What is a Debt Service Reserve Account?
This is a reserve account which, as defined by the IMF and the FOMC, includes:
The balance of proceeds from net debt issuance, mainly interest-bearing, plus proceeds from the sale of short-term US government securities and repurchase agreements with dealers, minus amounts due to the Federal Reserve System in exchange for collateral.
It can be thought of as a reserve account which can be drawn upon to temporarily replace short-term financing in a scenario of liquidity shortage. The proceeds from net debt issuance can be drawn from, for example, the GSEs.
The amount of proceeds that are available to be tapped into the reserve account is determined by the Internal Capital Market System (ICMS).
Why do you need one?
The Reserve Account is a part of a bank’s (government-controlled) accounts that is designed to back up a customer’s (that is, someone who borrows money from you) debt obligations. These are usually government bonds or other types of bonds. Typically, the bank will make you a loan based on collateral, which is usually the bonds or other bonds you own, or on assets that are of high-quality. But what the bank isn’t allowed to do is promise to repay the loan to the lender. The bank’s responsibility is to support the debt, to prevent the borrowers from defaulting on the loan, or to be liquidated (disbursed to other borrowers) in the event of default.
The debt service reserve account is a supplementary account that the bank keeps on behalf of you.
What are the different account types?
There are three different types of account to keep in your portfolio.
Emergency Reserve: This account is typically set up to pay bills in the case of an emergency. When the money in the account is needed to pay your monthly bills, you will need to withdraw it from your normal account and transfer it to the Emergency Reserve account.
This account is typically set up to pay bills in the case of an emergency.
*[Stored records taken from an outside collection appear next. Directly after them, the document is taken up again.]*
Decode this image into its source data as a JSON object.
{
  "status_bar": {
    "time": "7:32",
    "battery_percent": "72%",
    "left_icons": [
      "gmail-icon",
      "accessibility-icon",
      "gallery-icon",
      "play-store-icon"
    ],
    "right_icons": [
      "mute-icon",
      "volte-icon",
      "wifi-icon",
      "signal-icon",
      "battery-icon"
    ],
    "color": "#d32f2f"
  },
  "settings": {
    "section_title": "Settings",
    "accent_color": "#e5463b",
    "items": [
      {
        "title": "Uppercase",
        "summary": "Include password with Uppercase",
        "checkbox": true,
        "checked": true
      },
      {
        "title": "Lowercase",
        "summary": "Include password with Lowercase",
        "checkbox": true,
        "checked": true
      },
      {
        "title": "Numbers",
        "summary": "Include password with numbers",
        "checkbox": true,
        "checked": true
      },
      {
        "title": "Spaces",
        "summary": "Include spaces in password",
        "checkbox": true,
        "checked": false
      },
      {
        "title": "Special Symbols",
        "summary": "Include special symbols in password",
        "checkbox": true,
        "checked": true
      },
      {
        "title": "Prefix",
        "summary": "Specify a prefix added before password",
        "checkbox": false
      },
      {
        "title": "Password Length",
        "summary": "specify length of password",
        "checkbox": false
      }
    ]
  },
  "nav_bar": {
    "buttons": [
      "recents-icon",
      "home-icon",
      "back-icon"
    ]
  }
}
When the money in the account is needed to pay your monthly bills, you will need to withdraw it from your normal account and transfer it to the Emergency Reserve account. Efficient Debt Management Account: This account is set up to keep you on track with paying off your debt and keeping your interest costs low.
How do I set up a Debt Service Reserve Account?
Starting a Debt Service Reserve Account (DSRA) for your business is relatively easy and there are several options available for you to choose from.
In the following sections, we will outline some of the options and provide details of their benefits, drawbacks, and limitations.
First of all, what is a DSRA?
A DSRA is a tax-free account that is reserved for debt service payments in the event you cannot service your existing debt or for other essential business purposes.
Since you set up a DSRA, you can draw funds out for these purposes tax-free and do not have to worry about the associated paperwork involved. This allows you to apply your available cash to meeting your immediate debt payments instead of the paperwork.
What are the Pros and Cons of using a DSR Account?
Proponents of using a DSR account offer three main advantages over the traditional cash reserve account, and the two main cons.
Pros of Using a DSR Account
One advantage is that there’s a reserve account already on the books. The other is the annual minimum payment doesn’t really matter. It’s a non-issue.
Using a DSR account instead of a cash reserve can result in smaller-than-normal minimum payments because of the regular and predictable flow of revenue. However, there will still be adjustments needed for the actual minimum payments needed to ensure the overall cash position stays close to the required amount.
A DSR account allows for greater predictability of the payment due dates and can reduce the requirement for cash on hand, the liquidity cost.
The onus of the debt portfolio, including associated liabilities, in most jurisdictions is largely carried by one party (the Department of Finance in Ireland). For the financial sector, this means two things: that a de-risking exercise has to be undertaken, and that contingency plans have to be made in case of a political crisis. With the many risks that these books carry, this strategy is not only prudent, but also necessary, both from an accounting and political point of view. With this in mind, it is worthwhile to consider the structure of the debt portfolio in Ireland and the two reserve accounts (DSRA and NSRA) it consists of.